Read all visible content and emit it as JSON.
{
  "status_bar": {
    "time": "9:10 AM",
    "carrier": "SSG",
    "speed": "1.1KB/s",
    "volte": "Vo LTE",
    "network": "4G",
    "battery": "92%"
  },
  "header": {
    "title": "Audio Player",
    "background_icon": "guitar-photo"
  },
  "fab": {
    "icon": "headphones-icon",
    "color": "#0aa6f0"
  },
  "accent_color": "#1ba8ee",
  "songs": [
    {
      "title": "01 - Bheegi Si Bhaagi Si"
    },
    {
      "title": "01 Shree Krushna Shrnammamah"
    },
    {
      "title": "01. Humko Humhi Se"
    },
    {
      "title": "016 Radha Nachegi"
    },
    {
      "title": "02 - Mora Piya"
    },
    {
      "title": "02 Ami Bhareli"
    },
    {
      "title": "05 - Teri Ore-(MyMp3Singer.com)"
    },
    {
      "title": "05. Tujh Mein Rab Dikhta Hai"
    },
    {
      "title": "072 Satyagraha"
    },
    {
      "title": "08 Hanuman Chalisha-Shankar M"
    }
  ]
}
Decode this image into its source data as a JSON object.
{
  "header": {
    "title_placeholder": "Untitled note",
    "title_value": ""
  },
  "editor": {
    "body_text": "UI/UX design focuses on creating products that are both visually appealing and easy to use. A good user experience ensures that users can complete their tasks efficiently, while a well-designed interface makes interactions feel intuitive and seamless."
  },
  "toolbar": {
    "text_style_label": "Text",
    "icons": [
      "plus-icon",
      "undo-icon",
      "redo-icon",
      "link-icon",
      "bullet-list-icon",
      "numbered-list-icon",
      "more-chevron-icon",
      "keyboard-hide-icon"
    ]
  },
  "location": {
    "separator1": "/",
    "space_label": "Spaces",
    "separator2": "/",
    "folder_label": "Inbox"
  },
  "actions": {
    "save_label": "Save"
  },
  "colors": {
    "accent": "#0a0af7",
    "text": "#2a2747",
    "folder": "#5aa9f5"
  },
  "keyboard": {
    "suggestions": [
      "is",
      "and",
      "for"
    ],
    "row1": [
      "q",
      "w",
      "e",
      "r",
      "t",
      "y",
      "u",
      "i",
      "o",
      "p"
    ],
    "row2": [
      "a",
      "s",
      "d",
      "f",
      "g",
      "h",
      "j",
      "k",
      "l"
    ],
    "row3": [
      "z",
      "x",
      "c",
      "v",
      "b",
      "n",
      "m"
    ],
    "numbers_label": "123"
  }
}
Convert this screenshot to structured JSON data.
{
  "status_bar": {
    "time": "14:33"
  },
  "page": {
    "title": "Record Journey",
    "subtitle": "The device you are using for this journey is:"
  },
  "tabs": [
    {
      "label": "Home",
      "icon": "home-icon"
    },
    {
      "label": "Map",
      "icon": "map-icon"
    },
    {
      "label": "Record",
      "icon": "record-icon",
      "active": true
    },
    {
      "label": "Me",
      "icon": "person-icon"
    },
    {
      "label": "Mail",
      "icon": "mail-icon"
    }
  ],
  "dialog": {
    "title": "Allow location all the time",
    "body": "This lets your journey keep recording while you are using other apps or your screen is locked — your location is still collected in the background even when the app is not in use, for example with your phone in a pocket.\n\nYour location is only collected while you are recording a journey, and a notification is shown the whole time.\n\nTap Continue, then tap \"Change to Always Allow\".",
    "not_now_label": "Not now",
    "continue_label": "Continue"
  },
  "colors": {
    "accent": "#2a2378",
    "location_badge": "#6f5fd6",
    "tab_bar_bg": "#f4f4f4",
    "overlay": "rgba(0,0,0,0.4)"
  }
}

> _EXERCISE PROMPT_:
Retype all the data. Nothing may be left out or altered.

> _EXERCISE RESPONSE_:
Read all visible content and emit it as JSON.
{
  "status_bar": {
    "time": "9:10 AM",
    "carrier": "SSG",
    "speed": "1.1KB/s",
    "volte": "Vo LTE",
    "network": "4G",
    "battery": "92%"
  },
  "header": {
    "title": "Audio Player",
    "background_icon": "guitar-photo"
  },
  "fab": {
    "icon": "headphones-icon",
    "color": "#0aa6f0"
  },
  "accent_color": "#1ba8ee",
  "songs": [
    {
      "title": "01 - Bheegi Si Bhaagi Si"
    },
    {
      "title": "01 Shree Krushna Shrnammamah"
    },
    {
      "title": "01. Humko Humhi Se"
    },
    {
      "title": "016 Radha Nachegi"
    },
    {
      "title": "02 - Mora Piya"
    },
    {
      "title": "02 Ami Bhareli"
    },
    {
      "title": "05 - Teri Ore-(MyMp3Singer.com)"
    },
    {
      "title": "05. Tujh Mein Rab Dikhta Hai"
    },
    {
      "title": "072 Satyagraha"
    },
    {
      "title": "08 Hanuman Chalisha-Shankar M"
    }
  ]
}
Decode this image into its source data as a JSON object.
{
  "header": {
    "title_placeholder": "Untitled note",
    "title_value": ""
  },
  "editor": {
    "body_text": "UI/UX design focuses on creating products that are both visually appealing and easy to use. A good user experience ensures that users can complete their tasks efficiently, while a well-designed interface makes interactions feel intuitive and seamless."
  },
  "toolbar": {
    "text_style_label": "Text",
    "icons": [
      "plus-icon",
      "undo-icon",
      "redo-icon",
      "link-icon",
      "bullet-list-icon",
      "numbered-list-icon",
      "more-chevron-icon",
      "keyboard-hide-icon"
    ]
  },
  "location": {
    "separator1": "/",
    "space_label": "Spaces",
    "separator2": "/",
    "folder_label": "Inbox"
  },
  "actions": {
    "save_label": "Save"
  },
  "colors": {
    "accent": "#0a0af7",
    "text": "#2a2747",
    "folder": "#5aa9f5"
  },
  "keyboard": {
    "suggestions": [
      "is",
      "and",
      "for"
    ],
    "row1": [
      "q",
      "w",
      "e",
      "r",
      "t",
      "y",
      "u",
      "i",
      "o",
      "p"
    ],
    "row2": [
      "a",
      "s",
      "d",
      "f",
      "g",
      "h",
      "j",
      "k",
      "l"
    ],
    "row3": [
      "z",
      "x",
      "c",
      "v",
      "b",
      "n",
      "m"
    ],
    "numbers_label": "123"
  }
}
Convert this screenshot to structured JSON data.
{
  "status_bar": {
    "time": "14:33"
  },
  "page": {
    "title": "Record Journey",
    "subtitle": "The device you are using for this journey is:"
  },
  "tabs": [
    {
      "label": "Home",
      "icon": "home-icon"
    },
    {
      "label": "Map",
      "icon": "map-icon"
    },
    {
      "label": "Record",
      "icon": "record-icon",
      "active": true
    },
    {
      "label": "Me",
      "icon": "person-icon"
    },
    {
      "label": "Mail",
      "icon": "mail-icon"
    }
  ],
  "dialog": {
    "title": "Allow location all the time",
    "body": "This lets your journey keep recording while you are using other apps or your screen is locked — your location is still collected in the background even when the app is not in use, for example with your phone in a pocket.\n\nYour location is only collected while you are recording a journey, and a notification is shown the whole time.\n\nTap Continue, then tap \"Change to Always Allow\".",
    "not_now_label": "Not now",
    "continue_label": "Continue"
  },
  "colors": {
    "accent": "#2a2378",
    "location_badge": "#6f5fd6",
    "tab_bar_bg": "#f4f4f4",
    "overlay": "rgba(0,0,0,0.4)"
  }
}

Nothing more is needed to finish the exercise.